Similar geological conditions continued down the coast to the Southern Counties of Texas although the region has not much appeal to rock hounds, possibly because there is nothing there to compare with the gemstone treasure trove to be found South of the Mexican Border. Pebbles of plume and banded agates have traveled the whole length of the Rio Grande and are sometimes to be found on its shores, the best known in the region being Laredo agates. These stones have an unpromising exterior but the red, yellow or green jasp-agate found inside takes a fine polish. Petrified wood is also to be found and, while there is nothing hereabouts to compete with the wonderful gemstones of Western Texas, someone from way down South looking for their own particular gemstone would not be disappointed.

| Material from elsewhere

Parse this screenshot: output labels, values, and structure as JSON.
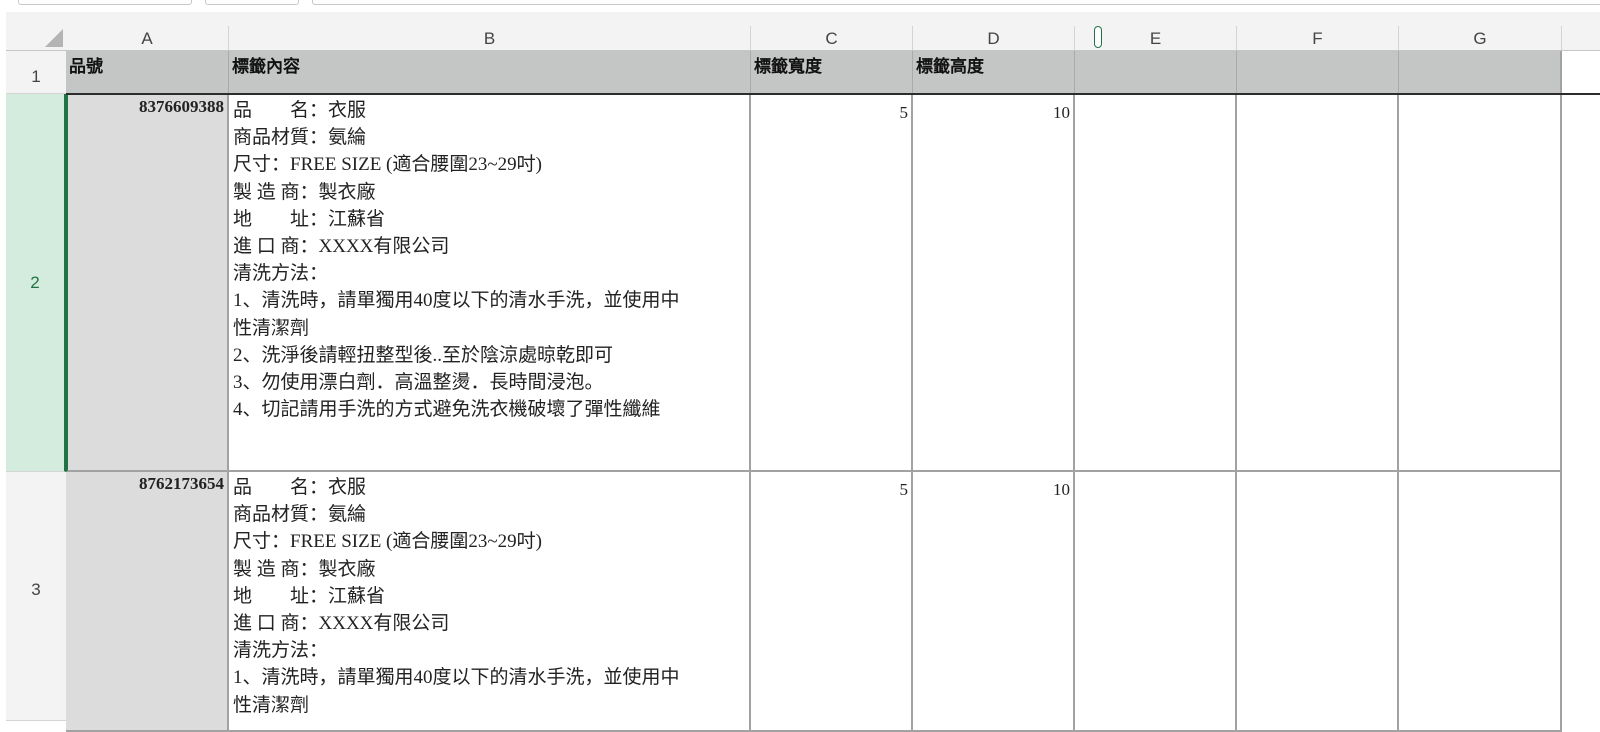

Nearly all Texan collecting sites are on private land and the relevant permissions must be sought, to say nothing of taking appropriate safety precautions. Also, collecting of any sort is strictly forbidden in National Parks. However, the rock hounding hobby is not dead and people still go hunting for gemstones no matter how loudly the old timers complain that there is nothing to be found out there any more. It can still be a very enjoyable activity but good finds on the ground are few and far between. A day in the fresh air is sometimes best rounded out with a visit to one of the remaining local rock shops where lovely specimens can be bought. When pieces from old collections come up for sale they are worth snapping up in spite of the fact that they are unlikely to be cheap, in addition some specialist dealers may be able to find what the amateur cannot. Genuine Texas gemstones may cost more than the equivalent type of stones from other parts of the world but they cost nothing like as much as diamonds. On the other hand, they are often rarer than diamonds, extra special to both the giver and the receiver and endowed with that essential Texan attribute – a really good story.
Nicola Ainsworth B.Sc. F.G.A.
27th June 2008